Fellow honoree Mark Stagg, President and Founder of the Stagg Group, mentioned the joy of walking through Crotona Park and coming upon the Cary Leeds Center, “you could be anywhere, you could be in Westchester… seeing the children playing tennis and the coaches out on the courts with them”.

The energy in the room was contagious and one could not help but get excited for what the future holds for the Bronx community. It was a momentous occasion in which men and women of all ages and backgrounds devoted to strengthening the Bronx, through housing, health, education and tennis, joined together to support each other and mainly Mercy College.

Congratulations to all the honorees!





Fall Festivities in Crotona Park!

Monday may have been a day off from school, but not from fun.

NYJTL served up its third annual Fall Festival in Crotona Park, adjacent to the new Cary Leeds Center for Tennis & Learning.

More than 1,000 students from our ACES Afterschool Programs and Community Tennis Programs, and more than 100 volunteers, including a number of high school students and a crew from New York Cares, turned out for the festivities.

The day was filled with music, dance, games, food, face painting, and of course, tennis.
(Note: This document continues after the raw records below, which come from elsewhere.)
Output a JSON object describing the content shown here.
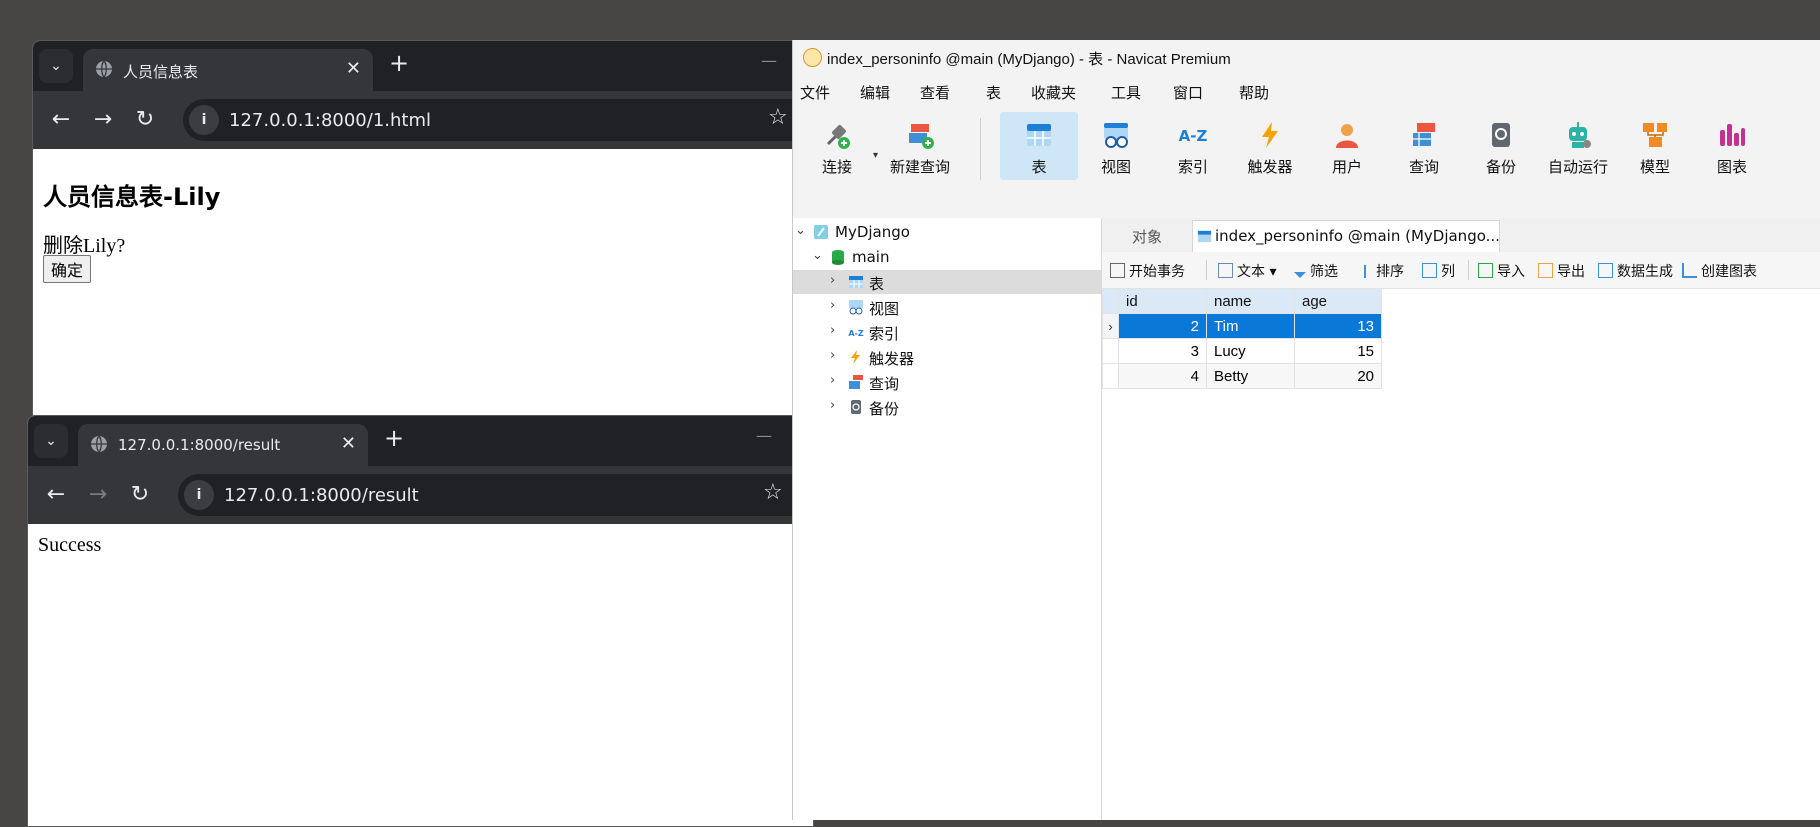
{
  "browser1": {
    "tab_title": "人员信息表",
    "url": "127.0.0.1:8000/1.html",
    "heading": "人员信息表-Lily",
    "prompt": "删除Lily?",
    "confirm_button": "确定"
  },
  "browser2": {
    "tab_title": "127.0.0.1:8000/result",
    "url": "127.0.0.1:8000/result",
    "content": "Success"
  },
  "navicat": {
    "title": "index_personinfo @main (MyDjango) - 表 - Navicat Premium",
    "menu": [
      "文件",
      "编辑",
      "查看",
      "表",
      "收藏夹",
      "工具",
      "窗口",
      "帮助"
    ],
    "ribbon": [
      {
        "label": "连接",
        "icon": "connect-icon"
      },
      {
        "label": "新建查询",
        "icon": "new-query-icon"
      },
      {
        "label": "表",
        "icon": "table-icon",
        "active": true
      },
      {
        "label": "视图",
        "icon": "view-icon"
      },
      {
        "label": "索引",
        "icon": "index-icon"
      },
      {
        "label": "触发器",
        "icon": "trigger-icon"
      },
      {
        "label": "用户",
        "icon": "user-icon"
      },
      {
        "label": "查询",
        "icon": "query-icon"
      },
      {
        "label": "备份",
        "icon": "backup-icon"
      },
      {
        "label": "自动运行",
        "icon": "automation-icon"
      },
      {
        "label": "模型",
        "icon": "model-icon"
      },
      {
        "label": "图表",
        "icon": "chart-icon"
      }
    ],
    "tree": {
      "connection": "MyDjango",
      "database": "main",
      "items": [
        "表",
        "视图",
        "索引",
        "触发器",
        "查询",
        "备份"
      ]
    },
    "object_tab": "对象",
    "table_tab": "index_personinfo @main (MyDjango...",
    "table_toolbar": [
      "开始事务",
      "文本",
      "筛选",
      "排序",
      "列",
      "导入",
      "导出",
      "数据生成",
      "创建图表"
    ],
    "grid": {
      "columns": [
        "id",
        "name",
        "age"
      ],
      "rows": [
        [
          "2",
          "Tim",
          "13"
        ],
        [
          "3",
          "Lucy",
          "15"
        ],
        [
          "4",
          "Betty",
          "20"
        ]
      ],
      "selected_row": 0
    }
  },
  "colors": {
    "desktop": "#474645",
    "chrome_dark": "#202124",
    "chrome_toolbar": "#35363a",
    "navicat_selection": "#0a78d7",
    "ribbon_active": "#cfe6f7"
  }
}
And every student was able to pluck a pumpkin from our pumpkin patch to take home.